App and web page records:
____

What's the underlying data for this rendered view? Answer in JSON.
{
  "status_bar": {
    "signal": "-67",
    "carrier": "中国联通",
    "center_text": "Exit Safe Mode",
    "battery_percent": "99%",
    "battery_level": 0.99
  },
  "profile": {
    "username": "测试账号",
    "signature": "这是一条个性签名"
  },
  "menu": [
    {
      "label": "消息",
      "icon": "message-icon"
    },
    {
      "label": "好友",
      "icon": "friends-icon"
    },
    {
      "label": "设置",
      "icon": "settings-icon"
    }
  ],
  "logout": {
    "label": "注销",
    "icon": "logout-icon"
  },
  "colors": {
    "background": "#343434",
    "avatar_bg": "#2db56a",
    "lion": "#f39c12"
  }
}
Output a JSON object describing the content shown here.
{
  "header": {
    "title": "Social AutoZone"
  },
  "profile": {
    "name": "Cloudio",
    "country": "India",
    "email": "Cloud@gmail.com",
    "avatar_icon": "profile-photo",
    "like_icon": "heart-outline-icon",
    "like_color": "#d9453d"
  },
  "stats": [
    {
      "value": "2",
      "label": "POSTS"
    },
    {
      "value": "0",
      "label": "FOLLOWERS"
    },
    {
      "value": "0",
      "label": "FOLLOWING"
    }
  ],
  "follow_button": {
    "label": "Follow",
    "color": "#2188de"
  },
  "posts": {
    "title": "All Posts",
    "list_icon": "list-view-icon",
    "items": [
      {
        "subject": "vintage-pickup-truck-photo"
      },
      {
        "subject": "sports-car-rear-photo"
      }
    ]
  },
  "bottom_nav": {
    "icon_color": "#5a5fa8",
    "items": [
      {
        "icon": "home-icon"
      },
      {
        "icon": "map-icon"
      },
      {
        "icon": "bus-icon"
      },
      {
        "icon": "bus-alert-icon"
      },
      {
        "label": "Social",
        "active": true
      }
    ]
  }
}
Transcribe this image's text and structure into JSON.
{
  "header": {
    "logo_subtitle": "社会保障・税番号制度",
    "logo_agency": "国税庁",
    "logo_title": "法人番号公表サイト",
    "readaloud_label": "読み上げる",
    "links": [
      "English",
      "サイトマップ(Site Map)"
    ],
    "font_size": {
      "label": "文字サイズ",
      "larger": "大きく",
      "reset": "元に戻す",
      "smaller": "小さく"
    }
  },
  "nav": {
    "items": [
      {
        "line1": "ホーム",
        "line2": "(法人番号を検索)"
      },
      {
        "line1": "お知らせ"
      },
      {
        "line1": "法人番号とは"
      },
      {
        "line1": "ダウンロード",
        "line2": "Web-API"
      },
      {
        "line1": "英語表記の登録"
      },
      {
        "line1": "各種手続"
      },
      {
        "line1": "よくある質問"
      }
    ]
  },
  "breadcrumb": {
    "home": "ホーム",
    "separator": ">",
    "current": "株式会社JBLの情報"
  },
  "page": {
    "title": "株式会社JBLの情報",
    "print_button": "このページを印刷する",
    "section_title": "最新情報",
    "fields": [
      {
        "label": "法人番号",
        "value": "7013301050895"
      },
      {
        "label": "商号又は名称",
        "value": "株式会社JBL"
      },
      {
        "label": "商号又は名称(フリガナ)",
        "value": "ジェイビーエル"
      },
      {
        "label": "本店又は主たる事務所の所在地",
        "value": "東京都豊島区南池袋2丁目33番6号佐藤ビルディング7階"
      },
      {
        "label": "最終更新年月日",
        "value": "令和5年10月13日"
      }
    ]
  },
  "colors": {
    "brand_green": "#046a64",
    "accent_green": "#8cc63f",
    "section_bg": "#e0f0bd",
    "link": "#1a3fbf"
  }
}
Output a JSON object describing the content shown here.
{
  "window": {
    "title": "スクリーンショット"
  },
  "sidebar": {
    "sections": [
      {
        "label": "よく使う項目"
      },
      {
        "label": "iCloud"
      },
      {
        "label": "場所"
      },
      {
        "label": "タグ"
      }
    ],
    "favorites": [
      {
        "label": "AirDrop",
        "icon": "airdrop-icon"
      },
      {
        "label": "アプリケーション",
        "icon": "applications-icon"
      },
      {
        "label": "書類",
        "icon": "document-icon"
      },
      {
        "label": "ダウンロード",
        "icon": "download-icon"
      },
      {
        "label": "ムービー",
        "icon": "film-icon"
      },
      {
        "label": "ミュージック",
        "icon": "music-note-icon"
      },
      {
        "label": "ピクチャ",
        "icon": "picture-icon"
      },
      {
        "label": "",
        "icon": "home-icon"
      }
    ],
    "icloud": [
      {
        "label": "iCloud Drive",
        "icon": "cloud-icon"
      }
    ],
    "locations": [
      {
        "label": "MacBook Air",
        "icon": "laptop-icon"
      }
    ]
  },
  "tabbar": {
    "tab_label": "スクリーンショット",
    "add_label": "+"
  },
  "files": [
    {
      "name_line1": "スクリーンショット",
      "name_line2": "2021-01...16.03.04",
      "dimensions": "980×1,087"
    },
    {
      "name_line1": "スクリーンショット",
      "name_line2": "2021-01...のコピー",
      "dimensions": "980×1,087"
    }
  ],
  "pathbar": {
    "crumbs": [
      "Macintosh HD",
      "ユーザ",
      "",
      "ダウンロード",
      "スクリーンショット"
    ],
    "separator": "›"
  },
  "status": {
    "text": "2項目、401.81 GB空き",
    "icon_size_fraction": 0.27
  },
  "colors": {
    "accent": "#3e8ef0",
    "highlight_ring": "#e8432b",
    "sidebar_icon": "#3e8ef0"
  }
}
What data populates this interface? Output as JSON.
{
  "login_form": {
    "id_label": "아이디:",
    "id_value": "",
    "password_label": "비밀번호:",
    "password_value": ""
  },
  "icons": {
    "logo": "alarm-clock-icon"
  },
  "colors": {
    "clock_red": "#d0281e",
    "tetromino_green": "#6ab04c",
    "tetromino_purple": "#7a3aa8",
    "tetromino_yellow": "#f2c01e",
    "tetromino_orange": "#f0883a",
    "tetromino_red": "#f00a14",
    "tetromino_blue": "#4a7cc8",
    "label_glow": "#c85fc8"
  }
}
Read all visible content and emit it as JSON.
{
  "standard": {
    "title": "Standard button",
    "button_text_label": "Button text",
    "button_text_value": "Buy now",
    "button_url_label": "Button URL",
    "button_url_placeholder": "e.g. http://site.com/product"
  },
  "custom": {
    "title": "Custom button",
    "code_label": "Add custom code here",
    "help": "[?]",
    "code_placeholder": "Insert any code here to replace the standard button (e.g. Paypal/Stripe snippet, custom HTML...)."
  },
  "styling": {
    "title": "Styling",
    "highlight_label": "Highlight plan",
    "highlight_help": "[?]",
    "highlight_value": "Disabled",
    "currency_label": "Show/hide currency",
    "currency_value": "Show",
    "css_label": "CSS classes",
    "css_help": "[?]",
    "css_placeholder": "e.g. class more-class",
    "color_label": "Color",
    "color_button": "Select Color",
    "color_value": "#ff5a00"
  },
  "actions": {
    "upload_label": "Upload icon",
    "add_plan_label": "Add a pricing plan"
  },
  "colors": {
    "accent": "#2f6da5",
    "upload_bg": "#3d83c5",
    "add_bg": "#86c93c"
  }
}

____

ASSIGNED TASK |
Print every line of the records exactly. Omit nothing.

WORKED SOLUTION |
What's the underlying data for this rendered view? Answer in JSON.
{
  "status_bar": {
    "signal": "-67",
    "carrier": "中国联通",
    "center_text": "Exit Safe Mode",
    "battery_percent": "99%",
    "battery_level": 0.99
  },
  "profile": {
    "username": "测试账号",
    "signature": "这是一条个性签名"
  },
  "menu": [
    {
      "label": "消息",
      "icon": "message-icon"
    },
    {
      "label": "好友",
      "icon": "friends-icon"
    },
    {
      "label": "设置",
      "icon": "settings-icon"
    }
  ],
  "logout": {
    "label": "注销",
    "icon": "logout-icon"
  },
  "colors": {
    "background": "#343434",
    "avatar_bg": "#2db56a",
    "lion": "#f39c12"
  }
}
Output a JSON object describing the content shown here.
{
  "header": {
    "title": "Social AutoZone"
  },
  "profile": {
    "name": "Cloudio",
    "country": "India",
    "email": "Cloud@gmail.com",
    "avatar_icon": "profile-photo",
    "like_icon": "heart-outline-icon",
    "like_color": "#d9453d"
  },
  "stats": [
    {
      "value": "2",
      "label": "POSTS"
    },
    {
      "value": "0",
      "label": "FOLLOWERS"
    },
    {
      "value": "0",
      "label": "FOLLOWING"
    }
  ],
  "follow_button": {
    "label": "Follow",
    "color": "#2188de"
  },
  "posts": {
    "title": "All Posts",
    "list_icon": "list-view-icon",
    "items": [
      {
        "subject": "vintage-pickup-truck-photo"
      },
      {
        "subject": "sports-car-rear-photo"
      }
    ]
  },
  "bottom_nav": {
    "icon_color": "#5a5fa8",
    "items": [
      {
        "icon": "home-icon"
      },
      {
        "icon": "map-icon"
      },
      {
        "icon": "bus-icon"
      },
      {
        "icon": "bus-alert-icon"
      },
      {
        "label": "Social",
        "active": true
      }
    ]
  }
}
Transcribe this image's text and structure into JSON.
{
  "header": {
    "logo_subtitle": "社会保障・税番号制度",
    "logo_agency": "国税庁",
    "logo_title": "法人番号公表サイト",
    "readaloud_label": "読み上げる",
    "links": [
      "English",
      "サイトマップ(Site Map)"
    ],
    "font_size": {
      "label": "文字サイズ",
      "larger": "大きく",
      "reset": "元に戻す",
      "smaller": "小さく"
    }
  },
  "nav": {
    "items": [
      {
        "line1": "ホーム",
        "line2": "(法人番号を検索)"
      },
      {
        "line1": "お知らせ"
      },
      {
        "line1": "法人番号とは"
      },
      {
        "line1": "ダウンロード",
        "line2": "Web-API"
      },
      {
        "line1": "英語表記の登録"
      },
      {
        "line1": "各種手続"
      },
      {
        "line1": "よくある質問"
      }
    ]
  },
  "breadcrumb": {
    "home": "ホーム",
    "separator": ">",
    "current": "株式会社JBLの情報"
  },
  "page": {
    "title": "株式会社JBLの情報",
    "print_button": "このページを印刷する",
    "section_title": "最新情報",
    "fields": [
      {
        "label": "法人番号",
        "value": "7013301050895"
      },
      {
        "label": "商号又は名称",
        "value": "株式会社JBL"
      },
      {
        "label": "商号又は名称(フリガナ)",
        "value": "ジェイビーエル"
      },
      {
        "label": "本店又は主たる事務所の所在地",
        "value": "東京都豊島区南池袋2丁目33番6号佐藤ビルディング7階"
      },
      {
        "label": "最終更新年月日",
        "value": "令和5年10月13日"
      }
    ]
  },
  "colors": {
    "brand_green": "#046a64",
    "accent_green": "#8cc63f",
    "section_bg": "#e0f0bd",
    "link": "#1a3fbf"
  }
}
Output a JSON object describing the content shown here.
{
  "window": {
    "title": "スクリーンショット"
  },
  "sidebar": {
    "sections": [
      {
        "label": "よく使う項目"
      },
      {
        "label": "iCloud"
      },
      {
        "label": "場所"
      },
      {
        "label": "タグ"
      }
    ],
    "favorites": [
      {
        "label": "AirDrop",
        "icon": "airdrop-icon"
      },
      {
        "label": "アプリケーション",
        "icon": "applications-icon"
      },
      {
        "label": "書類",
        "icon": "document-icon"
      },
      {
        "label": "ダウンロード",
        "icon": "download-icon"
      },
      {
        "label": "ムービー",
        "icon": "film-icon"
      },
      {
        "label": "ミュージック",
        "icon": "music-note-icon"
      },
      {
        "label": "ピクチャ",
        "icon": "picture-icon"
      },
      {
        "label": "",
        "icon": "home-icon"
      }
    ],
    "icloud": [
      {
        "label": "iCloud Drive",
        "icon": "cloud-icon"
      }
    ],
    "locations": [
      {
        "label": "MacBook Air",
        "icon": "laptop-icon"
      }
    ]
  },
  "tabbar": {
    "tab_label": "スクリーンショット",
    "add_label": "+"
  },
  "files": [
    {
      "name_line1": "スクリーンショット",
      "name_line2": "2021-01...16.03.04",
      "dimensions": "980×1,087"
    },
    {
      "name_line1": "スクリーンショット",
      "name_line2": "2021-01...のコピー",
      "dimensions": "980×1,087"
    }
  ],
  "pathbar": {
    "crumbs": [
      "Macintosh HD",
      "ユーザ",
      "",
      "ダウンロード",
      "スクリーンショット"
    ],
    "separator": "›"
  },
  "status": {
    "text": "2項目、401.81 GB空き",
    "icon_size_fraction": 0.27
  },
  "colors": {
    "accent": "#3e8ef0",
    "highlight_ring": "#e8432b",
    "sidebar_icon": "#3e8ef0"
  }
}
What data populates this interface? Output as JSON.
{
  "login_form": {
    "id_label": "아이디:",
    "id_value": "",
    "password_label": "비밀번호:",
    "password_value": ""
  },
  "icons": {
    "logo": "alarm-clock-icon"
  },
  "colors": {
    "clock_red": "#d0281e",
    "tetromino_green": "#6ab04c",
    "tetromino_purple": "#7a3aa8",
    "tetromino_yellow": "#f2c01e",
    "tetromino_orange": "#f0883a",
    "tetromino_red": "#f00a14",
    "tetromino_blue": "#4a7cc8",
    "label_glow": "#c85fc8"
  }
}
Read all visible content and emit it as JSON.
{
  "standard": {
    "title": "Standard button",
    "button_text_label": "Button text",
    "button_text_value": "Buy now",
    "button_url_label": "Button URL",
    "button_url_placeholder": "e.g. http://site.com/product"
  },
  "custom": {
    "title": "Custom button",
    "code_label": "Add custom code here",
    "help": "[?]",
    "code_placeholder": "Insert any code here to replace the standard button (e.g. Paypal/Stripe snippet, custom HTML...)."
  },
  "styling": {
    "title": "Styling",
    "highlight_label": "Highlight plan",
    "highlight_help": "[?]",
    "highlight_value": "Disabled",
    "currency_label": "Show/hide currency",
    "currency_value": "Show",
    "css_label": "CSS classes",
    "css_help": "[?]",
    "css_placeholder": "e.g. class more-class",
    "color_label": "Color",
    "color_button": "Select Color",
    "color_value": "#ff5a00"
  },
  "actions": {
    "upload_label": "Upload icon",
    "add_plan_label": "Add a pricing plan"
  },
  "colors": {
    "accent": "#2f6da5",
    "upload_bg": "#3d83c5",
    "add_bg": "#86c93c"
  }
}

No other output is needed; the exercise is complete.